On an annual basis, a project monitoring report must be submitted to the Registry. The purpose of this report is to report your estimated annual carbon stocks, attest that you are carrying out the intended project activities, and confirm that your project's carbon stocks are increasing or decreasing in accordance with initial projections. Specifically, your annual monitoring report must include the following:
- Carbon stock estimate: Provide estimate of total carbon stocks in project area for the year being reported, including anticipated or unanticipated changes in the stocks due to disturbances.
- Project compliance: You are required to submit an annual written assurance that the project activities are being carried out, as described in the project description and the Project Protocol is being followed.
- Disturbances: The written report should list any disturbances (tree removals, natural significant disturbances etc.) that have occurred, the date of the disturbance(s), the extent of the disturbance, including whether it is a natural significant disturbance, and whether it was originally anticipated as part of the project activity.
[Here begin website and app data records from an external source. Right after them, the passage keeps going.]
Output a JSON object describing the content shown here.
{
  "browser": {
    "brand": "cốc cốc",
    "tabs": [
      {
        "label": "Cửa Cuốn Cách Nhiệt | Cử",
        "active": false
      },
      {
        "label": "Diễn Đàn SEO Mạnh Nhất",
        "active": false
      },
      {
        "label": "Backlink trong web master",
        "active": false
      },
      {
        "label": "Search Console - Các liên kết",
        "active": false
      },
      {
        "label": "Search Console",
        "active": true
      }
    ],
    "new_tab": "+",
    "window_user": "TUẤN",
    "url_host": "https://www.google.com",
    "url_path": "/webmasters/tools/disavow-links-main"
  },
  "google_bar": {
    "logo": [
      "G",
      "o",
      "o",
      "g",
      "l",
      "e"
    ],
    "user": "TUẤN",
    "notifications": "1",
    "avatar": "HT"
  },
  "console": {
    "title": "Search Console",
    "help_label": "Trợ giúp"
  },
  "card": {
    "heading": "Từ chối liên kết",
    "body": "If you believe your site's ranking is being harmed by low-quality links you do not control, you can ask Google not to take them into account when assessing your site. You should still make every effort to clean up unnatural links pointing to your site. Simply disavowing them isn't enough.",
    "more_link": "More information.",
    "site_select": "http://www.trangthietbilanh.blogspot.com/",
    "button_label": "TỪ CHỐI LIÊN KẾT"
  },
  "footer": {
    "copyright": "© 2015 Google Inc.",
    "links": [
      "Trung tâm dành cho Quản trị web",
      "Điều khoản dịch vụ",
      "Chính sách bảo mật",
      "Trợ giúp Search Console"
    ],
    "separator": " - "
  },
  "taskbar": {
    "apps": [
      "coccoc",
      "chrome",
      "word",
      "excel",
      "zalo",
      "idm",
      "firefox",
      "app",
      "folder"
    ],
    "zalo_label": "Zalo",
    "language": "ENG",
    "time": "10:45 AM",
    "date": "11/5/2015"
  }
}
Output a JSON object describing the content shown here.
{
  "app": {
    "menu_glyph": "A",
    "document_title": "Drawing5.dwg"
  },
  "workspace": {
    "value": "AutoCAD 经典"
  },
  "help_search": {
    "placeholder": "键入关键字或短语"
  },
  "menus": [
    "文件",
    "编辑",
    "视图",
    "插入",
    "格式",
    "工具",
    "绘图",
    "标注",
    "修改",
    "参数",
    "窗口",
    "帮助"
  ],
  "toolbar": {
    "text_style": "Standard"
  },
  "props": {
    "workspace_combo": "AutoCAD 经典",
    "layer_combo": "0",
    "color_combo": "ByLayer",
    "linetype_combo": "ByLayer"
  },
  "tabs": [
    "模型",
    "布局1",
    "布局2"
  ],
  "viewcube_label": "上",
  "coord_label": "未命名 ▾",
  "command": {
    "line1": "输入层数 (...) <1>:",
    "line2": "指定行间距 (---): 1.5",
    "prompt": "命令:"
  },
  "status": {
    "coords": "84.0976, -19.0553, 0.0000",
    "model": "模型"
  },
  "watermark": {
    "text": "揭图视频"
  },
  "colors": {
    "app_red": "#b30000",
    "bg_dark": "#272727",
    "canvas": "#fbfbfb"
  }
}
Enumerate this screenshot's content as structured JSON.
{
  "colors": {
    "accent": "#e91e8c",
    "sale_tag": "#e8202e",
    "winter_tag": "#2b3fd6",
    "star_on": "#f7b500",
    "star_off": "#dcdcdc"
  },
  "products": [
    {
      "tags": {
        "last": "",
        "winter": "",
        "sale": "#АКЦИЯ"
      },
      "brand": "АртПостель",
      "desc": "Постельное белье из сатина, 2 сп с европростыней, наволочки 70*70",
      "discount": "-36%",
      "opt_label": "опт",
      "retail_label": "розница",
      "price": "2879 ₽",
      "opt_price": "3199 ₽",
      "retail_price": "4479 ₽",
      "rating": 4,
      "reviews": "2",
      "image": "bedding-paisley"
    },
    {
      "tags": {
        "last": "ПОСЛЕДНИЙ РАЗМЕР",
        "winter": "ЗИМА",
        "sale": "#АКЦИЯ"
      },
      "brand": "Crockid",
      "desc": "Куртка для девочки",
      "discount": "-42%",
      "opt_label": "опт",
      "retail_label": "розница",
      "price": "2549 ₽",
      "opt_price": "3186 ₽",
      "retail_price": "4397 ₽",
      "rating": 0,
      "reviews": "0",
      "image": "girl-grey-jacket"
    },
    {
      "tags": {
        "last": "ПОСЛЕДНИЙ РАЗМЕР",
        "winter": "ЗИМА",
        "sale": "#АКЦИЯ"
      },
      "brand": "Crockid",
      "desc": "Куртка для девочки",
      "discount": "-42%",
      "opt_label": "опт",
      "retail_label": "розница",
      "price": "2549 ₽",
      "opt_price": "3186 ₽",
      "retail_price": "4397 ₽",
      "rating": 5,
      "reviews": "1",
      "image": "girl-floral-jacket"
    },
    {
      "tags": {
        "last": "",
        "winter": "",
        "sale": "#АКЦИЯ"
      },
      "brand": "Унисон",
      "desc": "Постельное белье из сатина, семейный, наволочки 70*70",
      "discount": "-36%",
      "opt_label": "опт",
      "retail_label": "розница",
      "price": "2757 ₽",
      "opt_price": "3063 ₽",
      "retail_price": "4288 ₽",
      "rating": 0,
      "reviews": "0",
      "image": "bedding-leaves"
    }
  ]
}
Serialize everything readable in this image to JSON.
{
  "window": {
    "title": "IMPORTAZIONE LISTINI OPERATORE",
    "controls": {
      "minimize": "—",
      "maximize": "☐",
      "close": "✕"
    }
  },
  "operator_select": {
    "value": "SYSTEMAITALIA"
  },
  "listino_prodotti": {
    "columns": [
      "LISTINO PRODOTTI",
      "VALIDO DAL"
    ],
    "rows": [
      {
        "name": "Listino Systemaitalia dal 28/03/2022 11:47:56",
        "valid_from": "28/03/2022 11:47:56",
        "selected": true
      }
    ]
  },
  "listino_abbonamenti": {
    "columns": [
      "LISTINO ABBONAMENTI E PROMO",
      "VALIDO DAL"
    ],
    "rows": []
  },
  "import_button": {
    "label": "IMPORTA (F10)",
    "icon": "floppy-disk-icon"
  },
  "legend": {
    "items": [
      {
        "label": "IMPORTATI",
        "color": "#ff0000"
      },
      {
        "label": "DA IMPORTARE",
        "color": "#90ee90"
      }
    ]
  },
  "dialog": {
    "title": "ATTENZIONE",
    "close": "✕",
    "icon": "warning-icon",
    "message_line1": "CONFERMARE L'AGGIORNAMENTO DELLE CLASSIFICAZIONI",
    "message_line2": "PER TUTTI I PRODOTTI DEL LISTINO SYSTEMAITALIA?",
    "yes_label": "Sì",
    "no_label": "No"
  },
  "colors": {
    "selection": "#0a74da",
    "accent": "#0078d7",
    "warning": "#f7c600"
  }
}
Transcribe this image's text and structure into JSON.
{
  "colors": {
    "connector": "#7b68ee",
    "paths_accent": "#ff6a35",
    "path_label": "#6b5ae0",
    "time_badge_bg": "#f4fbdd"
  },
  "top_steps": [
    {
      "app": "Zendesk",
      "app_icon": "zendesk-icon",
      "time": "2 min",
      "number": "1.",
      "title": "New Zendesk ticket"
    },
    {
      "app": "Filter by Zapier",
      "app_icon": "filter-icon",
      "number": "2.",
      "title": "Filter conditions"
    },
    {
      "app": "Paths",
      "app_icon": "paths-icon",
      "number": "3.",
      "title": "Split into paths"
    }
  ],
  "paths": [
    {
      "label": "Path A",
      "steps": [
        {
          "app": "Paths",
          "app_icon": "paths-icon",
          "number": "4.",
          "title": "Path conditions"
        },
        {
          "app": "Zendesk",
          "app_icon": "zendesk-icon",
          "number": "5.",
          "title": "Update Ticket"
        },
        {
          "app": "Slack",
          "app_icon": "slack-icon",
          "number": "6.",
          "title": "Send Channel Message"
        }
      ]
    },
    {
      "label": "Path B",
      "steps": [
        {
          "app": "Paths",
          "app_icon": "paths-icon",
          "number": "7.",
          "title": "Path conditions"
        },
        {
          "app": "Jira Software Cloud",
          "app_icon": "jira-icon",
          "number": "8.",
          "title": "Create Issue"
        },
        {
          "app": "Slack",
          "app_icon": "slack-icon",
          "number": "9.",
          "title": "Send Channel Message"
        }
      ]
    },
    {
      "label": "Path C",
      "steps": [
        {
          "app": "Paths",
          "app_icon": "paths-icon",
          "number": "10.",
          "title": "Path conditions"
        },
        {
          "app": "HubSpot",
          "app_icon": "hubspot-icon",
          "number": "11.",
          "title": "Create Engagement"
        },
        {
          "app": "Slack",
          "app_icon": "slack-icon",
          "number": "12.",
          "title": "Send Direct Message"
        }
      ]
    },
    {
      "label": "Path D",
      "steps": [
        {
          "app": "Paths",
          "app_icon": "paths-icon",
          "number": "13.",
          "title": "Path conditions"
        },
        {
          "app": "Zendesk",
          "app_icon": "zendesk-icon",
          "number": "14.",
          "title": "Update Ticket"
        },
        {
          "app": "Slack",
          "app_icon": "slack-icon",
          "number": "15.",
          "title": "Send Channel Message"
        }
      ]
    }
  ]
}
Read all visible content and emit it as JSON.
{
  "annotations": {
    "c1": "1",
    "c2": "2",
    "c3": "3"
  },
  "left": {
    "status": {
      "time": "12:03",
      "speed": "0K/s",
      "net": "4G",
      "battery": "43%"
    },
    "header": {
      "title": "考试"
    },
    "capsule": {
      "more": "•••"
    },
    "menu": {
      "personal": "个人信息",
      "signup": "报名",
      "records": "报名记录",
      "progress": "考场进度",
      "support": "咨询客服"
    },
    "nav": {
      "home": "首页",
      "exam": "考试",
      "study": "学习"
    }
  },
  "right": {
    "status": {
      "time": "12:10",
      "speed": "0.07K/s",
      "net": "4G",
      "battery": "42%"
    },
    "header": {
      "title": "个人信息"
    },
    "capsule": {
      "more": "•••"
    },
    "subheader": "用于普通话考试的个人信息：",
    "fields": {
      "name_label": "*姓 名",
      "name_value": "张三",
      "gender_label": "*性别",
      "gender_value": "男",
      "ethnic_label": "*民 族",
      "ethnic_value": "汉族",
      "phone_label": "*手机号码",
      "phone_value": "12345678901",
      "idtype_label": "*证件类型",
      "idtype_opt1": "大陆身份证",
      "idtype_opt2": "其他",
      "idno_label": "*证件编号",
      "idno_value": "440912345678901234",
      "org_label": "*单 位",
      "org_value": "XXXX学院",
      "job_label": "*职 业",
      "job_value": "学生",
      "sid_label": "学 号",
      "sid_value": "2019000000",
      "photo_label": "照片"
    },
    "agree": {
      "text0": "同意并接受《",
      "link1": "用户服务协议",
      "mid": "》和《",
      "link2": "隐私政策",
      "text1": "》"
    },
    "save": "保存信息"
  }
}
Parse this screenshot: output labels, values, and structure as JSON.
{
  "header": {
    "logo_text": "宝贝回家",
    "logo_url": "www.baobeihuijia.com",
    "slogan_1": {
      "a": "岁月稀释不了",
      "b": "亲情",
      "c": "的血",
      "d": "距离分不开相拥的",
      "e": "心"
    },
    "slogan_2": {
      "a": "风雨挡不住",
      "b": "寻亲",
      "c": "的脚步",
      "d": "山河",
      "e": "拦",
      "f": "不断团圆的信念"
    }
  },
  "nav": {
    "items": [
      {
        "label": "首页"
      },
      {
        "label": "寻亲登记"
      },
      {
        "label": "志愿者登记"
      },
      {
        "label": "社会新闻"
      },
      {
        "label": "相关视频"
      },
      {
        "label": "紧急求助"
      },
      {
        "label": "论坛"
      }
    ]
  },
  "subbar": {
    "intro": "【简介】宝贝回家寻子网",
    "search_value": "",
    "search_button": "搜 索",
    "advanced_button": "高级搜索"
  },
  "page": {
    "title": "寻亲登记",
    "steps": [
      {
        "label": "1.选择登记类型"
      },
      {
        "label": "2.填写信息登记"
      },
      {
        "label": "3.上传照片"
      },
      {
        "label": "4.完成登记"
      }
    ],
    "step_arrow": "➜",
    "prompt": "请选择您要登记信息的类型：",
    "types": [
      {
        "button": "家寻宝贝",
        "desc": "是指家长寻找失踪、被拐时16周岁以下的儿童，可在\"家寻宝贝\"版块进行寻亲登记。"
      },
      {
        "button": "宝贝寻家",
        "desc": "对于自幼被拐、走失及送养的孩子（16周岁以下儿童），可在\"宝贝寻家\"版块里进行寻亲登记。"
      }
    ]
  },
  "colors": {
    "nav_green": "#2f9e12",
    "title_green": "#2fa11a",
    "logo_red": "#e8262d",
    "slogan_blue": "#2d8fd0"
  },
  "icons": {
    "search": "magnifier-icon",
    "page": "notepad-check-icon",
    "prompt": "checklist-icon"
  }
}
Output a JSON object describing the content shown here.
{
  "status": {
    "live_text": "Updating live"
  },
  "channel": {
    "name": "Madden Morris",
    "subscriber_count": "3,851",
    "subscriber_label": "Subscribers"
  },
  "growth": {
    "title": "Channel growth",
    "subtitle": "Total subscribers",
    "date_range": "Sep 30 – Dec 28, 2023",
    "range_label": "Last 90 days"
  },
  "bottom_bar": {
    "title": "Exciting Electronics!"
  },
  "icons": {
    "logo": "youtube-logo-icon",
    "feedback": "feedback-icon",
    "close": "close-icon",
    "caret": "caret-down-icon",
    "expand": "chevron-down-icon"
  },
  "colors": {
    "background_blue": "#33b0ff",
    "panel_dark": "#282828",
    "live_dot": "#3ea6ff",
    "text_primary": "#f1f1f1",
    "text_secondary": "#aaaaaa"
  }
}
- Leakage: The report should include a declaration of whether any on-site activity-shifting leakage has occurred, a description of the type and scope of analysis that was performed to assess this leakage, as well as the quantification of any activity-shifting leakage that has occurred on-site. A good faith assessment of any off-site activity-shifting leakage must also be included (though not quantified).
Monitoring Plan Worksheets on annual monitoring and direct sampling can be found in the Forest Project Protocols, starting on page 125. LaTour (see Annex D).
Reporting and Certifying your Project
You must certify your forest project results regularly and submit your certified results to the Registry. Certification is mandatory for all required greenhouse gas (GHG) emission data (including forest carbon stocks) reported to the Registry. In addition to certifying your forest project every five years, you must also certify your entity level carbon stocks and biological emissions every five years. Your non-biological GHG emissions must be certified annually. Please refer to the General Reporting Protocol for information on certifying your non-biological GHG emissions.
Completing the Reporting Process
If you have not done so already, you should hire an approved certifier. Remember that your certifier must be approved as a "forest sector certifier." You can enter into a multiple year contract with a certifier for up to 6 years, as stipulated in the General Reporting Protocol. However, given the structure of the certification cycle for biological emissions, the Registry strongly recommends entering into a 5-year contract with your certifier. The State of California and the Registry will "approve" certifiers that are qualified to review your project on an annual basis. Approved certifiers and their contact information are listed on the California Climate Action Registry's website.
You are now ready to complete the Registry's reporting process. At this point you should have:
- Reported your forest project for the reporting year into CARROT
- Successfully completed the forest project certification activities
- Obtained Certification Logs, Certification Report, and Certification Opinions for your biological and non-biological inventories as well as for your forest project
- Obtained Confirmation from your certifier that they have completed your certification form in CARROT
You must do two final things to complete the annual reporting process:
- Submit your GHG data for this reporting year to the Registry via the CARROT
- Mail a hard copy of your Certification Log(s), Certification Report, Monitoring Report and Certification Opinions to the Registry.
Once the Registry receives your submission and documentation, it will review your annual report. Upon acceptance of your annual report, the Registry will send you an email confirmation and mail you a certification certificate.